Larry McCord

Larry McCord has been a member of the Washington University in St. Louis community for over 30 years, first as an undergraduate majoring in Applied Mathematics and Computer Science and then as a graduate student, earning his Master’s degree in 1977. Following years of volunteer work coaching over 70 youth track teams and leading Boy Scouts, Larry launched a very successful, award-winning, nonprofit organization.

Larry founded CHADS Coalition for Mental Health in memory of his son Chad, who the world lost to suicide in 2004. Chad’s wish was to stand in front of an assembly at high school and say, “Hi, my name is Chad McCord and I suffer from depression.” Chad had said, “If I had cancer, students would rally around me and make posters and give me a hero’s welcome when I came back to school.” As Chad underwent his treatment, he vowed that after he got better, he wanted to make a difference in peoples’ lives by bringing mental illness out of the closet. In 2005, Larry and his wife, Marian, founded CHADS Coalition to be Chad’s voice. Its mission is to advance the knowledge and prevention of adolescent depression and suicide through awareness, education, family support and research.

Suicide is the third leading cause of death for adolescents and young adults (ages 15-24), and each year in St. Louis, 30 of these youth commit suicide. CHADS is a beacon of hope that someday this number will decrease significantly and other families will not have to experience the same pain as Larry and his family. According to Larry’s nominators, his “selfless compassion for and dedication to families struggling with this issue is exemplary.”

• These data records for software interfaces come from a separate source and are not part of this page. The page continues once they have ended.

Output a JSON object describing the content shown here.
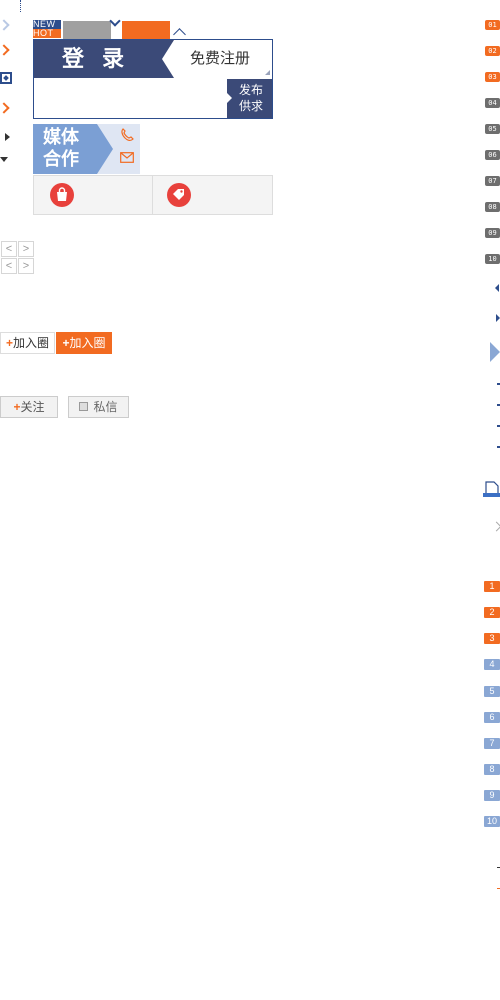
{
  "tags": {
    "new": "NEW",
    "hot": "HOT"
  },
  "login": {
    "login_label": "登 录",
    "register_label": "免费注册",
    "publish_line1": "发布",
    "publish_line2": "供求"
  },
  "media": {
    "line1": "媒体",
    "line2": "合作"
  },
  "pager": {
    "prev": "<",
    "next": ">"
  },
  "join": {
    "plus": "+",
    "label_white": "加入圈",
    "label_orange": "加入圈"
  },
  "social": {
    "follow_plus": "+",
    "follow_label": "关注",
    "message_label": "私信"
  },
  "rank_top": [
    "01",
    "02",
    "03",
    "04",
    "05",
    "06",
    "07",
    "08",
    "09",
    "10"
  ],
  "rank_list": [
    "1",
    "2",
    "3",
    "4",
    "5",
    "6",
    "7",
    "8",
    "9",
    "10"
  ],
  "colors": {
    "brand_blue": "#2d4d8c",
    "accent_orange": "#f26b21",
    "rank_grey": "#6e6e6e",
    "rank_blue": "#8aa7d4"
  }
}
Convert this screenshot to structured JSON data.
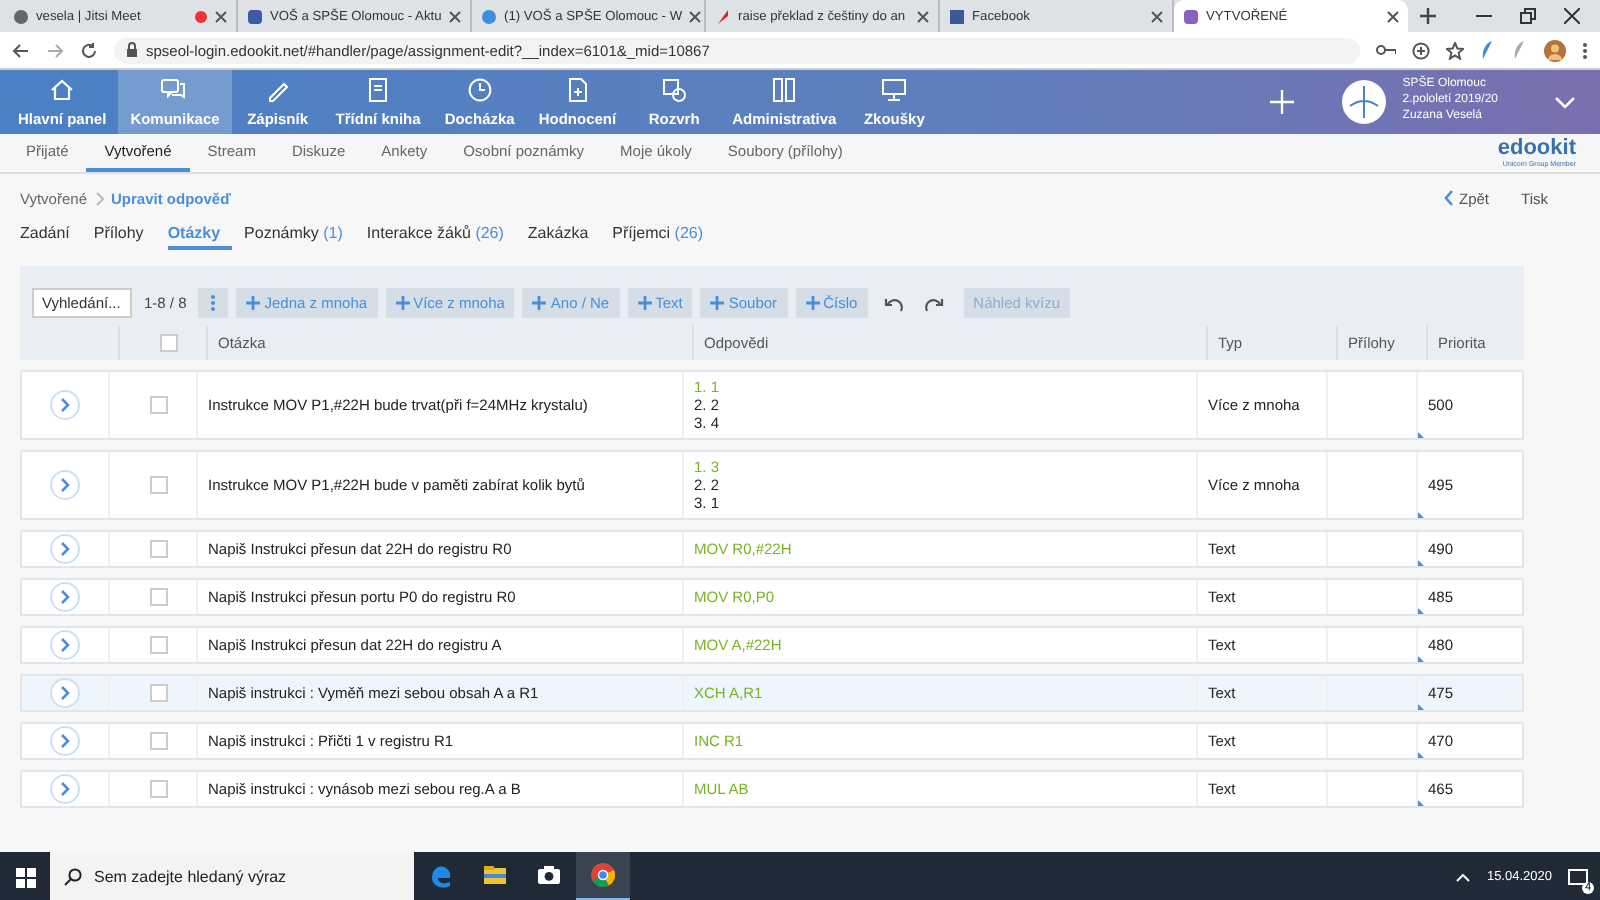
{
  "browser": {
    "tabs": [
      {
        "title": "vesela | Jitsi Meet",
        "selected": false,
        "recording": true
      },
      {
        "title": "VOŠ a SPŠE Olomouc - Aktu",
        "selected": false,
        "recording": false
      },
      {
        "title": "(1) VOŠ a SPŠE Olomouc - W",
        "selected": false,
        "recording": false
      },
      {
        "title": "raise překlad z češtiny do an",
        "selected": false,
        "recording": false
      },
      {
        "title": "Facebook",
        "selected": false,
        "recording": false
      },
      {
        "title": "VYTVOŘENÉ",
        "selected": true,
        "recording": false
      }
    ],
    "address": "spseol-login.edookit.net/#handler/page/assignment-edit?__index=6101&_mid=10867"
  },
  "app_nav": {
    "items": [
      {
        "label": "Hlavní panel",
        "selected": false
      },
      {
        "label": "Komunikace",
        "selected": true
      },
      {
        "label": "Zápisník",
        "selected": false
      },
      {
        "label": "Třídní kniha",
        "selected": false
      },
      {
        "label": "Docházka",
        "selected": false
      },
      {
        "label": "Hodnocení",
        "selected": false
      },
      {
        "label": "Rozvrh",
        "selected": false
      },
      {
        "label": "Administrativa",
        "selected": false
      },
      {
        "label": "Zkoušky",
        "selected": false
      }
    ],
    "school": [
      "SPŠE Olomouc",
      "2.pololetí 2019/20",
      "Zuzana Veselá"
    ]
  },
  "sub_nav": {
    "items": [
      {
        "label": "Přijaté",
        "selected": false
      },
      {
        "label": "Vytvořené",
        "selected": true
      },
      {
        "label": "Stream",
        "selected": false
      },
      {
        "label": "Diskuze",
        "selected": false
      },
      {
        "label": "Ankety",
        "selected": false
      },
      {
        "label": "Osobní poznámky",
        "selected": false
      },
      {
        "label": "Moje úkoly",
        "selected": false
      },
      {
        "label": "Soubory (přílohy)",
        "selected": false
      }
    ],
    "logo": "edookit",
    "logo_tagline": "Unicorn Group Member"
  },
  "breadcrumb": [
    "Vytvořené",
    "Upravit odpověď"
  ],
  "page_actions": [
    "Zpět",
    "Tisk"
  ],
  "section_tabs": [
    {
      "label": "Zadání",
      "selected": false
    },
    {
      "label": "Přílohy",
      "selected": false
    },
    {
      "label": "Otázky",
      "selected": true
    },
    {
      "label": "Poznámky",
      "count": "(1)",
      "selected": false
    },
    {
      "label": "Interakce žáků",
      "count": "(26)",
      "selected": false
    },
    {
      "label": "Zakázka",
      "selected": false
    },
    {
      "label": "Příjemci",
      "count": "(26)",
      "selected": false
    }
  ],
  "toolbar": {
    "search": {
      "placeholder": "Vyhledání..."
    },
    "count": "1-8 / 8",
    "add_buttons": [
      "Jedna z mnoha",
      "Více z mnoha",
      "Ano / Ne",
      "Text",
      "Soubor",
      "Číslo"
    ],
    "preview": {
      "label": "Náhled kvízu",
      "disabled": true
    }
  },
  "table": {
    "columns": [
      "Otázka",
      "Odpovědi",
      "Typ",
      "Přílohy",
      "Priorita"
    ],
    "header_checked": false,
    "rows": [
      {
        "question": "Instrukce MOV P1,#22H bude trvat(při f=24MHz krystalu)",
        "answers": [
          {
            "text": "1. 1",
            "correct": true
          },
          {
            "text": "2. 2",
            "correct": false
          },
          {
            "text": "3. 4",
            "correct": false
          }
        ],
        "type": "Více z mnoha",
        "priority": "500",
        "checked": false,
        "highlighted": false
      },
      {
        "question": "Instrukce MOV P1,#22H bude v paměti zabírat kolik bytů",
        "answers": [
          {
            "text": "1. 3",
            "correct": true
          },
          {
            "text": "2. 2",
            "correct": false
          },
          {
            "text": "3. 1",
            "correct": false
          }
        ],
        "type": "Více z mnoha",
        "priority": "495",
        "checked": false,
        "highlighted": false
      },
      {
        "question": "Napiš Instrukci přesun dat 22H do registru R0",
        "answers": [
          {
            "text": "MOV R0,#22H",
            "correct": true
          }
        ],
        "type": "Text",
        "priority": "490",
        "checked": false,
        "highlighted": false
      },
      {
        "question": "Napiš Instrukci přesun portu P0 do registru R0",
        "answers": [
          {
            "text": "MOV R0,P0",
            "correct": true
          }
        ],
        "type": "Text",
        "priority": "485",
        "checked": false,
        "highlighted": false
      },
      {
        "question": "Napiš Instrukci přesun dat 22H do registru A",
        "answers": [
          {
            "text": "MOV A,#22H",
            "correct": true
          }
        ],
        "type": "Text",
        "priority": "480",
        "checked": false,
        "highlighted": false
      },
      {
        "question": "Napiš instrukci : Vyměň mezi sebou obsah A a R1",
        "answers": [
          {
            "text": "XCH A,R1",
            "correct": true
          }
        ],
        "type": "Text",
        "priority": "475",
        "checked": false,
        "highlighted": true
      },
      {
        "question": "Napiš instrukci : Přičti 1 v registru R1",
        "answers": [
          {
            "text": "INC R1",
            "correct": true
          }
        ],
        "type": "Text",
        "priority": "470",
        "checked": false,
        "highlighted": false
      },
      {
        "question": "Napiš instrukci : vynásob mezi sebou reg.A a B",
        "answers": [
          {
            "text": "MUL AB",
            "correct": true
          }
        ],
        "type": "Text",
        "priority": "465",
        "checked": false,
        "highlighted": false
      }
    ]
  },
  "taskbar": {
    "search": {
      "placeholder": "Sem zadejte hledaný výraz"
    },
    "apps": [
      {
        "kind": "edge",
        "selected": false
      },
      {
        "kind": "files",
        "selected": false
      },
      {
        "kind": "camera",
        "selected": false
      },
      {
        "kind": "chrome",
        "selected": true
      }
    ],
    "date": "15.04.2020",
    "notifications": "4"
  }
}
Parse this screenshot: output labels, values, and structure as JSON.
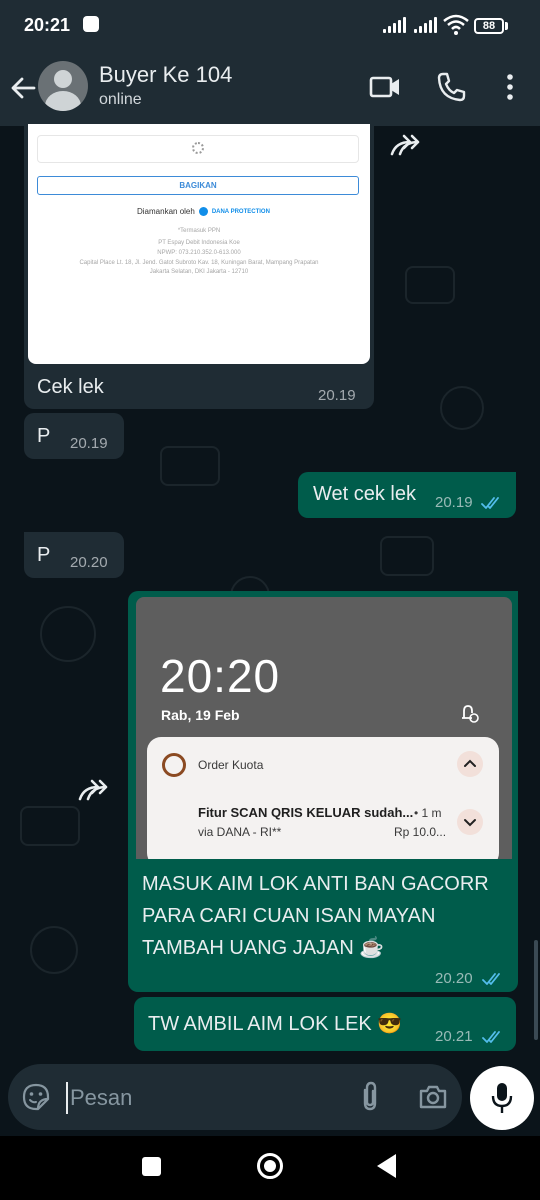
{
  "status_bar": {
    "time": "20:21",
    "battery": "88"
  },
  "header": {
    "contact_name": "Buyer Ke 104",
    "contact_status": "online"
  },
  "messages": [
    {
      "direction": "in",
      "type": "image",
      "image": {
        "share_label": "BAGIKAN",
        "secured_by": "Diamankan oleh",
        "secured_brand": "DANA PROTECTION",
        "vat_note": "*Termasuk PPN",
        "company": "PT Espay Debit Indonesia Koe",
        "npwp": "NPWP: 073.210.352.0-613.000",
        "address_1": "Capital Place Lt. 18, Jl. Jend. Gatot Subroto Kav. 18, Kuningan Barat, Mampang Prapatan",
        "address_2": "Jakarta Selatan, DKI Jakarta - 12710"
      },
      "text": "Cek lek",
      "time": "20.19"
    },
    {
      "direction": "in",
      "type": "text",
      "text": "P",
      "time": "20.19"
    },
    {
      "direction": "out",
      "type": "text",
      "text": "Wet cek lek",
      "time": "20.19",
      "status": "read"
    },
    {
      "direction": "in",
      "type": "text",
      "text": "P",
      "time": "20.20"
    },
    {
      "direction": "out",
      "type": "image",
      "image": {
        "lock_time": "20:20",
        "lock_date": "Rab, 19 Feb",
        "notif_app": "Order Kuota",
        "notif_title": "Fitur SCAN QRIS KELUAR sudah...",
        "notif_age": "• 1 m",
        "notif_sub": "via DANA - RI**",
        "notif_amount": "Rp 10.0..."
      },
      "text_lines": [
        "MASUK AIM LOK ANTI BAN GACORR",
        "PARA CARI CUAN ISAN MAYAN",
        "TAMBAH UANG JAJAN ☕"
      ],
      "time": "20.20",
      "status": "read"
    },
    {
      "direction": "out",
      "type": "text",
      "text": "TW AMBIL AIM LOK LEK 😎",
      "time": "20.21",
      "status": "read"
    }
  ],
  "composer": {
    "placeholder": "Pesan"
  },
  "colors": {
    "bg": "#0b141a",
    "incoming": "#1f2c34",
    "outgoing": "#005c4b",
    "read_tick": "#53bdeb"
  }
}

Over 220 schools and community health organizations across Missouri and Southern Illinois are taking proactive measure against depression and suicide in children, thanks to efforts by CHADS Coalition through the tireless efforts of its staff and volunteers. CHADS has also raised over half a million dollars to fund five research projects, 18 summer fellowships and a senior investigator for five years. In Larry’s words, “When Chad died we had a choice to get bitter or get better. A child’s suicide will turn most families dysfunctional. Due mainly to Marian’s efforts, I am very proud to say we got better.”